The Student Scoop: The 7th Annual Ethics Bowl Goes Virtual!

The Student Scoop: The 7th Annual Ethics Bowl Goes Virtual!

Contributed by KIE Student Assistant, Josiah Youngblood. For more information on the Intercollegiate Ethics Bowl, see here.

This year’s 7th Annual Ethics Bowl hosted by the Kegley Institute of Ethics was one for the record books. Not only was The 7th Annual Ethics Bowl hosted virtually via Zoom, but it was also chock full of energy, perplexing questions, and of course amazing teams to step up to these ethical dilemmas and put their minds to the test.

To start off, this year’s teams truly put “the Ethics” in the Ethics Bowl! First, the ASI Team: Aaron Wan, Gurnaaz Deol, Roxanne Esparza, Candice Livingston, and Myles Howard, were up against the formidable Philosophy Team, Quinn Thurley and Eric Pytlak.

Michael Burroughs, Rhonda Dugan, and Mike Kwon served as judges to ultimately decide who would take home the prize. Both groups were strong competitors, but only one team could claim the $50 Amazon gift cards for each of the winning team members!

The first round began with the Philosophy team winning the coin toss by Nate Olson and electing to present their argument first. The first case study to be argued was:

“Is it ethical to take academic enhancement drugs if not prescribed?”

The Philosophy team had 2 minutes and 30 seconds to swiftly devise a response. After returning from a Zoom breakout room, the Philosophy team was ready to apply their ethics to the problem. The teams gave a compelling stance on the permissibility of these kinds of drugs in some cases and explained their reasoning. Afterwards, it was the second phase of round one: The Commentary from the ASI team.

The ASI separated into a breakout room and returned ready to analyze the Philosophy team’s ideas. The ASI team provoked many intriguing ideas about access and privilege, causing the Philosophy team to reflect deeply on their argument’s framework. This was followed by the next to last phase: The response of the Philosophy team.

Having a moment to compose their thoughts, the Philosophy team clarified their original points in the argument and helped alleviate some of the pressure on their side of the topic. Then it came time for the final part of the first round:  the judges’ Q and A. The judges asked specific questions about who was supplying these types of medications and drugs and what is the socio-economic standpoint on who can access these drugs. Is it fair that certain groups of people may be able to take such mentally stimulating medications whereas other groups may not have that opportunity? The Philosophy team gave it all they had, but before anyone knew it the round had ended.

The second round started strong with everyone ready for the next question. In this round, the ASI team was the one being asked to explain their position on the question:

“Should students be able to opt out of mandatory student fees?”

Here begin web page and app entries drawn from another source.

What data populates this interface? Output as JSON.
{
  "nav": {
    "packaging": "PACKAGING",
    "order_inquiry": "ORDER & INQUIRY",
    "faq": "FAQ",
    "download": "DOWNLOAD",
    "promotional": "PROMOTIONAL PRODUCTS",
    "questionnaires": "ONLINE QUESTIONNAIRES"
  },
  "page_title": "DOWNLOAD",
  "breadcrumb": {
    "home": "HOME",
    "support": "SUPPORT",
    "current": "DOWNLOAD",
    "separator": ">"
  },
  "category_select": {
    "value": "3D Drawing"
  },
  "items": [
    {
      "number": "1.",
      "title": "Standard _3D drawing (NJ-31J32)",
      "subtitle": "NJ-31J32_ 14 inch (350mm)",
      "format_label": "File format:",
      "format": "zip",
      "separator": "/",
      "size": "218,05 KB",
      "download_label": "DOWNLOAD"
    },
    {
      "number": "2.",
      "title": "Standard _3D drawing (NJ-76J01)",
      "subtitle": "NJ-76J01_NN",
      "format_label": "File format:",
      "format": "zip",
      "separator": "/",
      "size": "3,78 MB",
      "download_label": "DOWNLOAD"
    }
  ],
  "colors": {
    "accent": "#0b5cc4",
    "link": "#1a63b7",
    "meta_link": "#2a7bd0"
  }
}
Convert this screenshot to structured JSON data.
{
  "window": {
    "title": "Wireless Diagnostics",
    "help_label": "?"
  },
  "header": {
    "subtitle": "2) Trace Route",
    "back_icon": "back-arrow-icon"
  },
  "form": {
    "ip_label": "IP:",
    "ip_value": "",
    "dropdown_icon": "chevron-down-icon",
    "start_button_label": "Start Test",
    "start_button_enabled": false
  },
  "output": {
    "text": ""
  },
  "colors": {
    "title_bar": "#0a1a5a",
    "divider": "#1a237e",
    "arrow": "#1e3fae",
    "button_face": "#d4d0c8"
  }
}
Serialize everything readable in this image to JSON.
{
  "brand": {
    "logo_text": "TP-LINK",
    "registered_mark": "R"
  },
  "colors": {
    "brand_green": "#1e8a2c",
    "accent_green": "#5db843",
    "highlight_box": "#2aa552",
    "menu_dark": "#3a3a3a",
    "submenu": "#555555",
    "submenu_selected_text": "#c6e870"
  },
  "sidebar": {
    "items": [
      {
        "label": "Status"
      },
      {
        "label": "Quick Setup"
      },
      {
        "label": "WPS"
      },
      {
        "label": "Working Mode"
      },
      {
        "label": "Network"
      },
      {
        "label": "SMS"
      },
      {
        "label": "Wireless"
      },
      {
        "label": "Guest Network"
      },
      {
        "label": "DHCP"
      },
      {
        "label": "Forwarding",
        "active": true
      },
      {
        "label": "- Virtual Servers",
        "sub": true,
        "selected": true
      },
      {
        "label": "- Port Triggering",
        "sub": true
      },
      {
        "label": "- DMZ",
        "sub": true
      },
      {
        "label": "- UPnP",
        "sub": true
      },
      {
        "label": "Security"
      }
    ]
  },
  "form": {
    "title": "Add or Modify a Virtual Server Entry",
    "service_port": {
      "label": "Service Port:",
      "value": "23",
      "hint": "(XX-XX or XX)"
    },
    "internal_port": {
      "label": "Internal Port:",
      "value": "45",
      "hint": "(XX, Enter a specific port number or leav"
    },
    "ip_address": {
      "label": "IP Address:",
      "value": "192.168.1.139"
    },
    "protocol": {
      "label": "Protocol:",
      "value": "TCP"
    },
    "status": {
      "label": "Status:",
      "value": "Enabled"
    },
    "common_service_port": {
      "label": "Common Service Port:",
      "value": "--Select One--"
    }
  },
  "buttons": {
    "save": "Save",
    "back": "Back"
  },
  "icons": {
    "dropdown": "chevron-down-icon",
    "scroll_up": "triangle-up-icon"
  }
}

As soon as the ASI team had discussed their viewpoint, they brought many aspects of the question to light, from topics like inclusivity on campus, all the way to sides like the financial reasoning behind why a student may want to “opt out of mandatory student fees”. Then in a flash, it was already phase two: The Philosophy team’s commentary. The Philosophy team homed in on the questions of freedom of speech and challenged the ASI team’s answers. Starting phase three, the ASI team articulated their precise conclusion to build an argument framework that clearly stated their opinion and dove into human rights and the freedom of speech and expression. Already at the final phase: The judges asked thought provoking questions on how opting out of student fees can hurt the college community as a whole, so why allow it? Additionally, they asked for clarification on who qualifies as a student who can opt out of certain student payments due to financial pressures? The ASI team did a great job of answering to the best of their abilities and working together to achieve a strong conclusion on the argument.

Then, the moment everyone had been waiting for was the judges’ final decision on who would take home the prize. The judges had created their own break-out room to discuss who would be the winning team of the 7th Annual Ethics Bowl. After a short period of time, the judges returned with the results: earning one judge’s vote was the ASI team followed by the Philosophy team earning two of the judges’ votes! The winner had been selected; this year’s 7th Annual Ethics Bowl winners are Quinn Thurley and Eric Pytlak!

This year had quite the twist being completely virtual over Zoom, but all in all turned into a very exciting and memorable experience. From insightful commentary to the structural breakdowns of the arguments, this year was one that won’t be forgotten. Congratulations to this year’s winners and we hope to see you, whether it be in person or in the virtual world, on the next Annual Ethics Bowl!